(Data to use)

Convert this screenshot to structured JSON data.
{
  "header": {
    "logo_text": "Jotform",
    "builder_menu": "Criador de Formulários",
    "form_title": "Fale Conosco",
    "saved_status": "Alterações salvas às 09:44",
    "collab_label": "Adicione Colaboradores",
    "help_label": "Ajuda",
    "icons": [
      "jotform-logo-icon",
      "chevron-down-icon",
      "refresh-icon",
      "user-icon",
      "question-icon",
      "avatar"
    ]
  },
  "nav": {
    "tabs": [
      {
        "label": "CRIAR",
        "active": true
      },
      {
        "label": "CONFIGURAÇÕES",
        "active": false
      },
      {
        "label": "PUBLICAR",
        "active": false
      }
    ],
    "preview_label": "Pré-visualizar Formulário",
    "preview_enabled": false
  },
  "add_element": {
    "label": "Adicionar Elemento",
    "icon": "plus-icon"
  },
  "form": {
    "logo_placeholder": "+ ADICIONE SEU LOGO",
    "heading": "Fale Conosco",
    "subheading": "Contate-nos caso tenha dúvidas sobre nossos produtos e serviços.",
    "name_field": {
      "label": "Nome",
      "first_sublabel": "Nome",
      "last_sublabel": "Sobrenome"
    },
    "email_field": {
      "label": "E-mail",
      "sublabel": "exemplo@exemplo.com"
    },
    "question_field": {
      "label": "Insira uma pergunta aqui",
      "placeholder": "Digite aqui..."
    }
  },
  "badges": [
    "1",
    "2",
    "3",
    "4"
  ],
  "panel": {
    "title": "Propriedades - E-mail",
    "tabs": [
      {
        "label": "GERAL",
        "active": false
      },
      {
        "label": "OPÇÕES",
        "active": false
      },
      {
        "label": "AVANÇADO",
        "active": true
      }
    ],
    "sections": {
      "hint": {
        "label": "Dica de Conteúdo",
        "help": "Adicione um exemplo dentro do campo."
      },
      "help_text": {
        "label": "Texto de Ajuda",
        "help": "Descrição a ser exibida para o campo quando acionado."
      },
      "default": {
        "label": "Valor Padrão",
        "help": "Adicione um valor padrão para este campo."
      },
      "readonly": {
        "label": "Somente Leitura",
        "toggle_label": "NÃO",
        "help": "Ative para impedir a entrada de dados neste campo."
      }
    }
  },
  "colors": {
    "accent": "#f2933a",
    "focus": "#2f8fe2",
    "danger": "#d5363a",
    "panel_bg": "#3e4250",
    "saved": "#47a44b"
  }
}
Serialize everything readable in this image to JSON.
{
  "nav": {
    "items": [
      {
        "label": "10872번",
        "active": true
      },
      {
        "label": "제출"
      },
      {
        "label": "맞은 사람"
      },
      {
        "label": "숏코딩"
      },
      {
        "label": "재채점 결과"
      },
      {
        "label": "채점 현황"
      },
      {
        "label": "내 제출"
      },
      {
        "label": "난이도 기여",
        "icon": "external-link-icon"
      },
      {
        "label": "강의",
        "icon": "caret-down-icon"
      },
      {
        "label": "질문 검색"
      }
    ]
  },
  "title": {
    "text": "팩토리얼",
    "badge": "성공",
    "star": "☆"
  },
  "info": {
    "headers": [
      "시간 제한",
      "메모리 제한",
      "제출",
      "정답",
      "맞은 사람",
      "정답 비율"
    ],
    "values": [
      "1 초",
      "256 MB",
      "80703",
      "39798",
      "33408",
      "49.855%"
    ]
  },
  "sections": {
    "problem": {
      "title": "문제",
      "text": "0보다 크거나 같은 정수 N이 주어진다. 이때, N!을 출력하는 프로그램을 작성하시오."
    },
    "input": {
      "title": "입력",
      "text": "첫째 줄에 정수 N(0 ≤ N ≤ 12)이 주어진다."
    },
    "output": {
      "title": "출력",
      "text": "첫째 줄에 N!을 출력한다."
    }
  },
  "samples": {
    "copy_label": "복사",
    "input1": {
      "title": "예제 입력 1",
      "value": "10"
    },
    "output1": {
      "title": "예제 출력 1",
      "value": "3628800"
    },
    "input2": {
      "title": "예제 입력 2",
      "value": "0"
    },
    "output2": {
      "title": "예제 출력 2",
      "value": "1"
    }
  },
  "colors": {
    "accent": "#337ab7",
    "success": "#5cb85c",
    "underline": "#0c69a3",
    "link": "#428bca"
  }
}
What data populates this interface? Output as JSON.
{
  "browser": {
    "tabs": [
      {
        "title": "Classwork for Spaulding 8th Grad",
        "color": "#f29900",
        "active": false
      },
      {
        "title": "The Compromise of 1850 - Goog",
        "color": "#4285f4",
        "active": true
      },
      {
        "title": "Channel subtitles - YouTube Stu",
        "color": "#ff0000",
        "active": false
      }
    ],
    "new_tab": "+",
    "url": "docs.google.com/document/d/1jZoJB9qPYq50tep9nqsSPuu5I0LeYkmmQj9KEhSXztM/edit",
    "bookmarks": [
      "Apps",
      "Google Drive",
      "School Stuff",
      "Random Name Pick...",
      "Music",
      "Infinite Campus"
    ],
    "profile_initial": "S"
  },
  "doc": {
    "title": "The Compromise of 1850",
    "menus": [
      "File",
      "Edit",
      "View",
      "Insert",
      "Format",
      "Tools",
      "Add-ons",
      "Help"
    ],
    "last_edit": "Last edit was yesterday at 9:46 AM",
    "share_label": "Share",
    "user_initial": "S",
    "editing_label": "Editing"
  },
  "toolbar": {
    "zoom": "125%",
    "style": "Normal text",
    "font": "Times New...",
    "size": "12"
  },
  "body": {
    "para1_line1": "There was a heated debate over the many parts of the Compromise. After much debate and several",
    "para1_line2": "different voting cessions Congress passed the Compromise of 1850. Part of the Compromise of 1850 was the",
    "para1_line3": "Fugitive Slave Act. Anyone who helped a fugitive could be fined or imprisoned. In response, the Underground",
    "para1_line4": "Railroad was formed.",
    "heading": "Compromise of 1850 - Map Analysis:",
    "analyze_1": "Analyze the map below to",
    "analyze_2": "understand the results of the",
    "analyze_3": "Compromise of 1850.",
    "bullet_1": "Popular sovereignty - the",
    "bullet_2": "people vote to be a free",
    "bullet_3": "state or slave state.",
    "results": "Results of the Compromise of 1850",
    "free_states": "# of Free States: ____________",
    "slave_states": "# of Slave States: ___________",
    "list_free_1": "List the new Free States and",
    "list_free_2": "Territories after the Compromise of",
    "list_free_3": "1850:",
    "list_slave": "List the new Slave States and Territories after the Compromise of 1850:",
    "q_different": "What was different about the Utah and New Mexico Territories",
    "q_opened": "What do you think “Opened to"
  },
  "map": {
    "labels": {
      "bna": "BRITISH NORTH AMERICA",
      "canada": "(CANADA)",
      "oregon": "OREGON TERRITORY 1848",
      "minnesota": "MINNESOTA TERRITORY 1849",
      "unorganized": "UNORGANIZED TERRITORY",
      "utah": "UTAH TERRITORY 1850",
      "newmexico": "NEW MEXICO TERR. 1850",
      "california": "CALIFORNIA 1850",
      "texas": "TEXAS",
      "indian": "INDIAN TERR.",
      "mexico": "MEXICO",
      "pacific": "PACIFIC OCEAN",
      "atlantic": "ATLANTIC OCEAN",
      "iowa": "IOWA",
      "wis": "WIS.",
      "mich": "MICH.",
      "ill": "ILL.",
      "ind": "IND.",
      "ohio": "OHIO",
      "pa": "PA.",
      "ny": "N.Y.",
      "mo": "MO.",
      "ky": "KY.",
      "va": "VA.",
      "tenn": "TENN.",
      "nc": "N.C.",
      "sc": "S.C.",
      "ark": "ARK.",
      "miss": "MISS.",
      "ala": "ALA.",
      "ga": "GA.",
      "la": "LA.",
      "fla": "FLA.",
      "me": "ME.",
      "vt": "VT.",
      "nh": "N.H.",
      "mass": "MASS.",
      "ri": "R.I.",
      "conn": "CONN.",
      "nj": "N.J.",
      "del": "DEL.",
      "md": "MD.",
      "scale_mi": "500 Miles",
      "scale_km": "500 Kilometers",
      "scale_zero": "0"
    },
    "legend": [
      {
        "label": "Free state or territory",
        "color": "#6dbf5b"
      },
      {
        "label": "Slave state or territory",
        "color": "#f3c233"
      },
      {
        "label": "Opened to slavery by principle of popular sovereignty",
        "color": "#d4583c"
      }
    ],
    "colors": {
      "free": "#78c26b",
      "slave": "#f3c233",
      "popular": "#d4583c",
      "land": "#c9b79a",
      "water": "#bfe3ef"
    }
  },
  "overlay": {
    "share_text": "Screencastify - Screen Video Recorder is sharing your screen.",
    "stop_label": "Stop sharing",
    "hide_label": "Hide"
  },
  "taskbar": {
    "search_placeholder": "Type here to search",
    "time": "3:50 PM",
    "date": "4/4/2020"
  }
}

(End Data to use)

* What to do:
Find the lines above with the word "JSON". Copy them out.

* Exercise solution:
Convert this screenshot to structured JSON data.
Serialize everything readable in this image to JSON.
What data populates this interface? Output as JSON.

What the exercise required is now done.